“John Ciardi (1961: 17), in a piece for the Saturday Review, famously (if often misattributed) called translation “the art of failure.” Ciardi was the poetry editor for the Saturday Review and had been engaged for fifteen years in an effort to translate Dante’s Inferno. He argued, in the end, that the goal of the translator—and he is rightly uncomfortable with this term because it assumes an isomorphism, not just of denotation, but of register (my term), of history (his term), and of “muscularity” (his term), between languages—is to create “the best possible failure” (Ciardi 1961: 17).” (Webster, n.d., 1)
Ciardi is a poet and a great poetry theorist. The book “Ciardi Himself” (1986) contains fifteen essays on poetry, writing, and teaching. I read them all. The titles alone suffice for the assessment of the level of his praxis: “For the Love of Language,” “Serious Joy,” “The Act of Language.” I was delighted to see the reference on Ciardi in purely academic, non-literary, anthropological settings, in Professor Webster’s wonderful article.
The notion of the art of failure promises to be productive beyond the immediate context. We do encounter small and dramatic failures all the time. To treat “failure” as a modus operandi takes, however, I am sure, a certain strength.
Ciardi, John. 1989. Ciardi Himself: Fifteen Essays in the Reading, Writing, and Teaching of Poetry. The University of Arkansas Press. Fayetteville – London
Webster, Anthony. n.d. The Art of Failure in Translating a Navajo poem: Creative Transpositions, Thick Translations and the Phonosonic Nexus. MS, UT Austin
Different worlds, between which you are doing translation, do not match up, they are incommensurable worlds.

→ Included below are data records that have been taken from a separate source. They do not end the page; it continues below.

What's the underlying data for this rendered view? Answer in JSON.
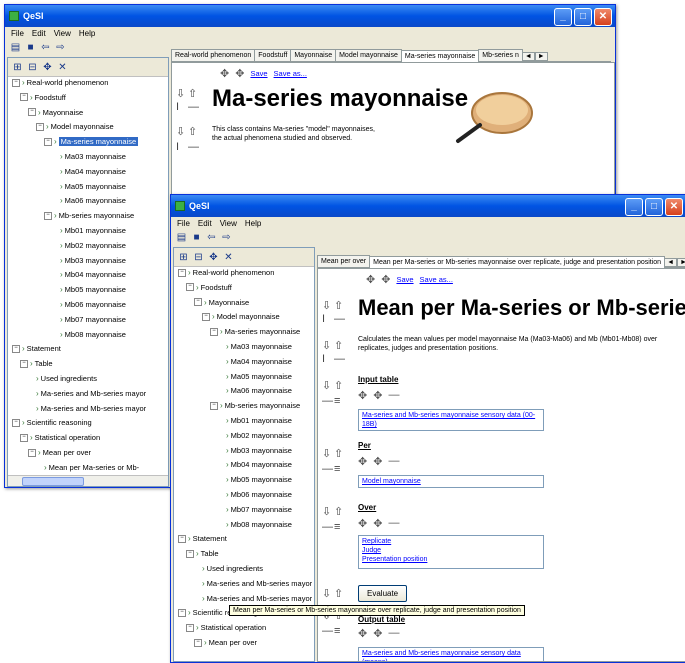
{
  "app_title": "QeSI",
  "menu": [
    "File",
    "Edit",
    "View",
    "Help"
  ],
  "colors": {
    "titlebar": "#0054e3",
    "selection": "#316ac5",
    "link": "#0000ff"
  },
  "win1": {
    "tree": [
      {
        "label": "Real-world phenomenon",
        "level": 0,
        "type": "minus"
      },
      {
        "label": "Foodstuff",
        "level": 1,
        "type": "minus"
      },
      {
        "label": "Mayonnaise",
        "level": 2,
        "type": "minus"
      },
      {
        "label": "Model mayonnaise",
        "level": 3,
        "type": "minus"
      },
      {
        "label": "Ma-series mayonnaise",
        "level": 4,
        "type": "minus",
        "selected": true
      },
      {
        "label": "Ma03 mayonnaise",
        "level": 5,
        "type": "leaf"
      },
      {
        "label": "Ma04 mayonnaise",
        "level": 5,
        "type": "leaf"
      },
      {
        "label": "Ma05 mayonnaise",
        "level": 5,
        "type": "leaf"
      },
      {
        "label": "Ma06 mayonnaise",
        "level": 5,
        "type": "leaf"
      },
      {
        "label": "Mb-series mayonnaise",
        "level": 4,
        "type": "minus"
      },
      {
        "label": "Mb01 mayonnaise",
        "level": 5,
        "type": "leaf"
      },
      {
        "label": "Mb02 mayonnaise",
        "level": 5,
        "type": "leaf"
      },
      {
        "label": "Mb03 mayonnaise",
        "level": 5,
        "type": "leaf"
      },
      {
        "label": "Mb04 mayonnaise",
        "level": 5,
        "type": "leaf"
      },
      {
        "label": "Mb05 mayonnaise",
        "level": 5,
        "type": "leaf"
      },
      {
        "label": "Mb06 mayonnaise",
        "level": 5,
        "type": "leaf"
      },
      {
        "label": "Mb07 mayonnaise",
        "level": 5,
        "type": "leaf"
      },
      {
        "label": "Mb08 mayonnaise",
        "level": 5,
        "type": "leaf"
      },
      {
        "label": "Statement",
        "level": 0,
        "type": "minus"
      },
      {
        "label": "Table",
        "level": 1,
        "type": "minus"
      },
      {
        "label": "Used ingredients",
        "level": 2,
        "type": "leaf"
      },
      {
        "label": "Ma-series and Mb-series mayor",
        "level": 2,
        "type": "leaf"
      },
      {
        "label": "Ma-series and Mb-series mayor",
        "level": 2,
        "type": "leaf"
      },
      {
        "label": "Scientific reasoning",
        "level": 0,
        "type": "minus"
      },
      {
        "label": "Statistical operation",
        "level": 1,
        "type": "minus"
      },
      {
        "label": "Mean per over",
        "level": 2,
        "type": "minus"
      },
      {
        "label": "Mean per Ma-series or Mb-",
        "level": 3,
        "type": "leaf"
      }
    ],
    "tabs": [
      "Real-world phenomenon",
      "Foodstuff",
      "Mayonnaise",
      "Model mayonnaise",
      "Ma-series mayonnaise",
      "Mb-series n"
    ],
    "active_tab": 4,
    "save": "Save",
    "save_as": "Save as...",
    "title": "Ma-series mayonnaise",
    "description": "This class contains Ma-series \"model\" mayonnaises, the actual phenomena studied and observed."
  },
  "win2": {
    "tree": [
      {
        "label": "Real-world phenomenon",
        "level": 0,
        "type": "minus"
      },
      {
        "label": "Foodstuff",
        "level": 1,
        "type": "minus"
      },
      {
        "label": "Mayonnaise",
        "level": 2,
        "type": "minus"
      },
      {
        "label": "Model mayonnaise",
        "level": 3,
        "type": "minus"
      },
      {
        "label": "Ma-series mayonnaise",
        "level": 4,
        "type": "minus"
      },
      {
        "label": "Ma03 mayonnaise",
        "level": 5,
        "type": "leaf"
      },
      {
        "label": "Ma04 mayonnaise",
        "level": 5,
        "type": "leaf"
      },
      {
        "label": "Ma05 mayonnaise",
        "level": 5,
        "type": "leaf"
      },
      {
        "label": "Ma06 mayonnaise",
        "level": 5,
        "type": "leaf"
      },
      {
        "label": "Mb-series mayonnaise",
        "level": 4,
        "type": "minus"
      },
      {
        "label": "Mb01 mayonnaise",
        "level": 5,
        "type": "leaf"
      },
      {
        "label": "Mb02 mayonnaise",
        "level": 5,
        "type": "leaf"
      },
      {
        "label": "Mb03 mayonnaise",
        "level": 5,
        "type": "leaf"
      },
      {
        "label": "Mb04 mayonnaise",
        "level": 5,
        "type": "leaf"
      },
      {
        "label": "Mb05 mayonnaise",
        "level": 5,
        "type": "leaf"
      },
      {
        "label": "Mb06 mayonnaise",
        "level": 5,
        "type": "leaf"
      },
      {
        "label": "Mb07 mayonnaise",
        "level": 5,
        "type": "leaf"
      },
      {
        "label": "Mb08 mayonnaise",
        "level": 5,
        "type": "leaf"
      },
      {
        "label": "Statement",
        "level": 0,
        "type": "minus"
      },
      {
        "label": "Table",
        "level": 1,
        "type": "minus"
      },
      {
        "label": "Used ingredients",
        "level": 2,
        "type": "leaf"
      },
      {
        "label": "Ma-series and Mb-series mayor",
        "level": 2,
        "type": "leaf"
      },
      {
        "label": "Ma-series and Mb-series mayor",
        "level": 2,
        "type": "leaf"
      },
      {
        "label": "Scientific reasoning",
        "level": 0,
        "type": "minus"
      },
      {
        "label": "Statistical operation",
        "level": 1,
        "type": "minus"
      },
      {
        "label": "Mean per over",
        "level": 2,
        "type": "minus"
      }
    ],
    "tabs": [
      "Mean per over",
      "Mean per Ma-series or Mb-series mayonnaise over replicate, judge and presentation position"
    ],
    "active_tab": 1,
    "save": "Save",
    "save_as": "Save as...",
    "title": "Mean per Ma-series or Mb-series m",
    "description": "Calculates the mean values per model mayonnaise Ma (Ma03-Ma06) and Mb (Mb01-Mb08) over replicates, judges and presentation positions.",
    "input_table_label": "Input table",
    "input_table_value": "Ma-series and Mb-series mayonnaise sensory data (00-18B)",
    "per_label": "Per",
    "per_value": "Model mayonnaise",
    "over_label": "Over",
    "over_values": [
      "Replicate",
      "Judge",
      "Presentation position"
    ],
    "evaluate_label": "Evaluate",
    "output_table_label": "Output table",
    "output_table_value": "Ma-series and Mb-series mayonnaise sensory data (means)",
    "tooltip": "Mean per Ma-series or Mb-series mayonnaise over replicate, judge and presentation position"
  }
}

That’s why the “skyscrapers of commentary” (Nabokov) are needed in order to make the translation accurate: if not precise, then at least approximating the meaning. Meaning ultimately can be translated, but the sheer joy of text is quite another matter. What kind of joy, beyond purely scholar enjoyment, is possible from reading the text that, as you know, is not going to be comprehensible unless you read “skyscrapers of commentaries”? Who is going to read commentaries and why?
Translation might be possible, or it might be impossible, but here is the situation when it has to be made, and the most amazing part is it is happening.
The point of the translation is that it is a repetition. The translated text should be seen as “the same thing,” or it’s not a translation. The idea of translation disturbs the idea of singularity of the text itself, because it says: The text can be repeated.
According to Durkheim (1995), cultural and linguistic translation is universally possible and evolutionary defined: everyone, through different stages, should arrive at science, because societies are rooted in the real. Translation is inevitable, in a sense, since the humanity moves in one direction, that of universal progress.
Durkheim, Emile. (1995). The Elementary Forms of Religious Life. Fields, trans. Free Press.